Entries taken from a collection:
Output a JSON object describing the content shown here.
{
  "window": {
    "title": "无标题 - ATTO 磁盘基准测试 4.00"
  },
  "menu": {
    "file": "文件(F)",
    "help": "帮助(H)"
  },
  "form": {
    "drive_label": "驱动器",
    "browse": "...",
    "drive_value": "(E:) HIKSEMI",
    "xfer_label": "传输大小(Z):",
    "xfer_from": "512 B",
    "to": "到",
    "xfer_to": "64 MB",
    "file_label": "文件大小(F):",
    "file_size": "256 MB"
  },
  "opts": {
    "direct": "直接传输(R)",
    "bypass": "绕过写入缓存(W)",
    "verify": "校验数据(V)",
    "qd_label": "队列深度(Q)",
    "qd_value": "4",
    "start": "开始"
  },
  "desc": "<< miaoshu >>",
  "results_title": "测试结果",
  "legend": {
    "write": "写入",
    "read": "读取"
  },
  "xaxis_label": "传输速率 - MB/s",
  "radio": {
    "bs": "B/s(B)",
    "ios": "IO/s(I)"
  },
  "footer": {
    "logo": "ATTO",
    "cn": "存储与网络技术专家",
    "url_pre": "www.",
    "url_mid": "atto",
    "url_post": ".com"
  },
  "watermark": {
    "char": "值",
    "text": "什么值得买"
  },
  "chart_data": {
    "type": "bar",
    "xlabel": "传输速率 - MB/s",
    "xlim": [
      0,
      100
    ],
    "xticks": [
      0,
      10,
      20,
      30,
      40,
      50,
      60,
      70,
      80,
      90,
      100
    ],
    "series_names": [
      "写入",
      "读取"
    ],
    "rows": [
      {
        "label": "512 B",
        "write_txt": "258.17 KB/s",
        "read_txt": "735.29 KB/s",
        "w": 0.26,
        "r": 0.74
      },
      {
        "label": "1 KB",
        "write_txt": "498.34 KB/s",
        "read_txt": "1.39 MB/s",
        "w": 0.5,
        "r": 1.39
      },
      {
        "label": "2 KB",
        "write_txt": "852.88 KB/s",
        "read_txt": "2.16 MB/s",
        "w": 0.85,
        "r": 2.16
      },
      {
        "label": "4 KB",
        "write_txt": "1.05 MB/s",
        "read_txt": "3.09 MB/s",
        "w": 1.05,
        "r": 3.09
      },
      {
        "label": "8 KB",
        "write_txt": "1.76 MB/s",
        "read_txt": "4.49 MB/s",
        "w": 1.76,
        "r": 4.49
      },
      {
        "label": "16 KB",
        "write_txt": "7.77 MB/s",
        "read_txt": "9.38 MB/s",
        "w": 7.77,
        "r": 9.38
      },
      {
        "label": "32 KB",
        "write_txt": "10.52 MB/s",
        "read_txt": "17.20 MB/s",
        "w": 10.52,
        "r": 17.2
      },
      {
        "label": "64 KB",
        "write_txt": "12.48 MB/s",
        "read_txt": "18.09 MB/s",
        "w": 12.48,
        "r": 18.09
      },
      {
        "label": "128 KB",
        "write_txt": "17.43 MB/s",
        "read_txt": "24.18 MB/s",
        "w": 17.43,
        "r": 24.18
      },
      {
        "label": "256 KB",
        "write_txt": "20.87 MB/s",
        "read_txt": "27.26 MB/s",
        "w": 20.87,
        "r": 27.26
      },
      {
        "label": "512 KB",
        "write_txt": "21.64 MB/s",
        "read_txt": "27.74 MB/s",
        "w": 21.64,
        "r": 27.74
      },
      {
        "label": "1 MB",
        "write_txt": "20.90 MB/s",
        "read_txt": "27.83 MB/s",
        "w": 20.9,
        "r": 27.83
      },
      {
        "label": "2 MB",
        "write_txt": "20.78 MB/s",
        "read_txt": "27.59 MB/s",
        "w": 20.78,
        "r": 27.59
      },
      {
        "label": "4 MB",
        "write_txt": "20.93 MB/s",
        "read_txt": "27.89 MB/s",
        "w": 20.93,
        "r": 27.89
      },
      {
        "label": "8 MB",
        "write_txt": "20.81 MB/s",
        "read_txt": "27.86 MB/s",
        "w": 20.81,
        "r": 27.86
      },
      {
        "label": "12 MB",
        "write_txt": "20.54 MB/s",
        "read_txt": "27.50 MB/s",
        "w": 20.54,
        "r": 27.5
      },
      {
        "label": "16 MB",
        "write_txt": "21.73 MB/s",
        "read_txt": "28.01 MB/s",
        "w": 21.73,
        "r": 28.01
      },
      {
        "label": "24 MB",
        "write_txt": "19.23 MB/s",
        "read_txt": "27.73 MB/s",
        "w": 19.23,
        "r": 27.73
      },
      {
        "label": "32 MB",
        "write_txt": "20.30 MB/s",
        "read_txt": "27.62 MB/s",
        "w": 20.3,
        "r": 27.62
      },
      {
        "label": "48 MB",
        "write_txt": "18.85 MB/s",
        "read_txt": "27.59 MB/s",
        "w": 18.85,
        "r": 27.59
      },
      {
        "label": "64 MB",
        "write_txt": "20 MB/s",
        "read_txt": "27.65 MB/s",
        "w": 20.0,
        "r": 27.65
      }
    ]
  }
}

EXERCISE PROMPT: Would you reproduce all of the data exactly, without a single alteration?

PROBLEM SOLUTION:
Output a JSON object describing the content shown here.
{
  "window": {
    "title": "无标题 - ATTO 磁盘基准测试 4.00"
  },
  "menu": {
    "file": "文件(F)",
    "help": "帮助(H)"
  },
  "form": {
    "drive_label": "驱动器",
    "browse": "...",
    "drive_value": "(E:) HIKSEMI",
    "xfer_label": "传输大小(Z):",
    "xfer_from": "512 B",
    "to": "到",
    "xfer_to": "64 MB",
    "file_label": "文件大小(F):",
    "file_size": "256 MB"
  },
  "opts": {
    "direct": "直接传输(R)",
    "bypass": "绕过写入缓存(W)",
    "verify": "校验数据(V)",
    "qd_label": "队列深度(Q)",
    "qd_value": "4",
    "start": "开始"
  },
  "desc": "<< miaoshu >>",
  "results_title": "测试结果",
  "legend": {
    "write": "写入",
    "read": "读取"
  },
  "xaxis_label": "传输速率 - MB/s",
  "radio": {
    "bs": "B/s(B)",
    "ios": "IO/s(I)"
  },
  "footer": {
    "logo": "ATTO",
    "cn": "存储与网络技术专家",
    "url_pre": "www.",
    "url_mid": "atto",
    "url_post": ".com"
  },
  "watermark": {
    "char": "值",
    "text": "什么值得买"
  },
  "chart_data": {
    "type": "bar",
    "xlabel": "传输速率 - MB/s",
    "xlim": [
      0,
      100
    ],
    "xticks": [
      0,
      10,
      20,
      30,
      40,
      50,
      60,
      70,
      80,
      90,
      100
    ],
    "series_names": [
      "写入",
      "读取"
    ],
    "rows": [
      {
        "label": "512 B",
        "write_txt": "258.17 KB/s",
        "read_txt": "735.29 KB/s",
        "w": 0.26,
        "r": 0.74
      },
      {
        "label": "1 KB",
        "write_txt": "498.34 KB/s",
        "read_txt": "1.39 MB/s",
        "w": 0.5,
        "r": 1.39
      },
      {
        "label": "2 KB",
        "write_txt": "852.88 KB/s",
        "read_txt": "2.16 MB/s",
        "w": 0.85,
        "r": 2.16
      },
      {
        "label": "4 KB",
        "write_txt": "1.05 MB/s",
        "read_txt": "3.09 MB/s",
        "w": 1.05,
        "r": 3.09
      },
      {
        "label": "8 KB",
        "write_txt": "1.76 MB/s",
        "read_txt": "4.49 MB/s",
        "w": 1.76,
        "r": 4.49
      },
      {
        "label": "16 KB",
        "write_txt": "7.77 MB/s",
        "read_txt": "9.38 MB/s",
        "w": 7.77,
        "r": 9.38
      },
      {
        "label": "32 KB",
        "write_txt": "10.52 MB/s",
        "read_txt": "17.20 MB/s",
        "w": 10.52,
        "r": 17.2
      },
      {
        "label": "64 KB",
        "write_txt": "12.48 MB/s",
        "read_txt": "18.09 MB/s",
        "w": 12.48,
        "r": 18.09
      },
      {
        "label": "128 KB",
        "write_txt": "17.43 MB/s",
        "read_txt": "24.18 MB/s",
        "w": 17.43,
        "r": 24.18
      },
      {
        "label": "256 KB",
        "write_txt": "20.87 MB/s",
        "read_txt": "27.26 MB/s",
        "w": 20.87,
        "r": 27.26
      },
      {
        "label": "512 KB",
        "write_txt": "21.64 MB/s",
        "read_txt": "27.74 MB/s",
        "w": 21.64,
        "r": 27.74
      },
      {
        "label": "1 MB",
        "write_txt": "20.90 MB/s",
        "read_txt": "27.83 MB/s",
        "w": 20.9,
        "r": 27.83
      },
      {
        "label": "2 MB",
        "write_txt": "20.78 MB/s",
        "read_txt": "27.59 MB/s",
        "w": 20.78,
        "r": 27.59
      },
      {
        "label": "4 MB",
        "write_txt": "20.93 MB/s",
        "read_txt": "27.89 MB/s",
        "w": 20.93,
        "r": 27.89
      },
      {
        "label": "8 MB",
        "write_txt": "20.81 MB/s",
        "read_txt": "27.86 MB/s",
        "w": 20.81,
        "r": 27.86
      },
      {
        "label": "12 MB",
        "write_txt": "20.54 MB/s",
        "read_txt": "27.50 MB/s",
        "w": 20.54,
        "r": 27.5
      },
      {
        "label": "16 MB",
        "write_txt": "21.73 MB/s",
        "read_txt": "28.01 MB/s",
        "w": 21.73,
        "r": 28.01
      },
      {
        "label": "24 MB",
        "write_txt": "19.23 MB/s",
        "read_txt": "27.73 MB/s",
        "w": 19.23,
        "r": 27.73
      },
      {
        "label": "32 MB",
        "write_txt": "20.30 MB/s",
        "read_txt": "27.62 MB/s",
        "w": 20.3,
        "r": 27.62
      },
      {
        "label": "48 MB",
        "write_txt": "18.85 MB/s",
        "read_txt": "27.59 MB/s",
        "w": 18.85,
        "r": 27.59
      },
      {
        "label": "64 MB",
        "write_txt": "20 MB/s",
        "read_txt": "27.65 MB/s",
        "w": 20.0,
        "r": 27.65
      }
    ]
  }
}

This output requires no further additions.